It’s easy to become tripped up by this complexity and important for companies to remain savvy in their approaches to carbon reduction strategies and compliance. 

In an effort to reduce emissions (and be seen to do so), many companies have signed up to carbon offsetting schemes as a key component of ESG programs. These schemes allow companies to purchase ‘carbon credits’ to offset their emissions. The tree planting and other activity that underpins these schemes often takes place in countries far away from the company’s operations and they are the subject of a significant amount of criticism.

While they can claim to have some impact on at least slowing the rate of worldwide carbon emissions, as a recent research-based article in The Guardian points out, they have serious flaws, with 90 percent of the rainforest credits analyzed being unlikely to represent genuine carbon reductions. 

Increased scrutiny of carbon offsetting is resulting in cynicism and a growing belief that it’s a form of greenwashing. This is happening in parallel with an increased awareness of environmental issues and regulatory clampdowns, with new legislation likely to address greenwashing. What is clear is that the technology sector needs to address the root causes of the problem, which include direct carbon emissions, supply chain-related emissions, and power consumption. 

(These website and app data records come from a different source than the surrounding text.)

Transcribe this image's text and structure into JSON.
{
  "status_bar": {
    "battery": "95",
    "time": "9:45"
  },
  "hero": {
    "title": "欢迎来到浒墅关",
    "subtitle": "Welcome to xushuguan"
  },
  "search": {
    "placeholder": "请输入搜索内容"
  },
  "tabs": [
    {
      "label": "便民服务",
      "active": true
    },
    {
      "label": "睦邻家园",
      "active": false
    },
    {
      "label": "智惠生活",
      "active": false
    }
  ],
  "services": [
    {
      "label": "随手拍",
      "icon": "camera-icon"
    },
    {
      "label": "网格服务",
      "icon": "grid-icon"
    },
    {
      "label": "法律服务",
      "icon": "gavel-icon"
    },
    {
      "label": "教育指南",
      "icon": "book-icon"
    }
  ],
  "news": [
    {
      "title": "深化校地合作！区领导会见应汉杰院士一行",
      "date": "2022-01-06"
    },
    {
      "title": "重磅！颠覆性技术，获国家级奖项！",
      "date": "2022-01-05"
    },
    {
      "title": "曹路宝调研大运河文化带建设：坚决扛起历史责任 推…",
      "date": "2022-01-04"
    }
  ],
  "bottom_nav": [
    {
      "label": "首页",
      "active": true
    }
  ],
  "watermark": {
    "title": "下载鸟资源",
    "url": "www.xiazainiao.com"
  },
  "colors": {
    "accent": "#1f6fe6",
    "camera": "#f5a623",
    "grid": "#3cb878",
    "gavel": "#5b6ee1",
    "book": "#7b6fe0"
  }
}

Reigning-in data center emissions

Data centers are only one part of the technology landscape, but a very important one when it comes to carbon emissions. According to the International Energy Agency (IEA), data centers accounted for an estimated 1-1.3 percent of global final electricity demand in 2022. 

As a result of our insatiable demand for data and the fact that the number of data centers worldwide continues to grow, it is inevitable they will continue to be significant contributors to global carbon emissions. In 2020, the world produced 64.2 zettabytes of data, and by 2025, that figure is expected to triple to 181 zettabytes. In actuality, this may be a low estimate, given the rapid rise of generative AI and the masses of new data it will create.  

The good news is that much can be done now by data center operators to reduce their emissions  – and there is some evidence to suggest this is already happening. For example, the IEA notes that data center energy usage (excluding crypto) has seen only modest growth since 2010, which it attributes to efficiency improvements in IT hardware and cooling.

Energy Innovation Policy & Technology, a non-partisan energy and climate policy think tank, calculated that storage accounts for around 11 percent of data center energy consumption. While this is a relatively modest figure, compared with the cooling & power provision systems (43 percent) and servers (43 percent), it’s still significant – and something that the data storage sector should address. 

Here are three ways that data center carbon footprints can be lowered in the near term:

  1. More energy-efficient storage technology. All-flash storage arrays in general use less power, take up less space, and require less cooling than disk-based storage. In fact, flash-based arrays use five to 10 times less power than comparable hard disk systems. On top of this, some all-flash solutions are more efficient because hardware and software are co-engineered to optimize flash. Additionally, as they don’t have any moving parts when deployed in data centers, less cooling is required. 
  2. Embrace consumption-based storage-as-a-service (STaaS) models, which drive energy efficiency by using only what is necessary. Subscription service offerings allow organizations to pay for the resources they need without having to run and manage what isn’t being used: maximizing investment and cutting energy consumption.
  3. Take advantage of hardware with a modular design that allows for the replacement or upgrading of specific components instead of entire systems. This drives down emissions throughout the supply chain, while also sending less e-waste to landfill.

As an industry, technology can take action and reduce carbon emissions, while continuing to innovate and make allowance for the ever-increasing demand for data storage.

Failing to address the root causes of the issue with initiatives that only mask the scale of the problem, along with greenwashing, must end. This is a problem that we can own and solve together.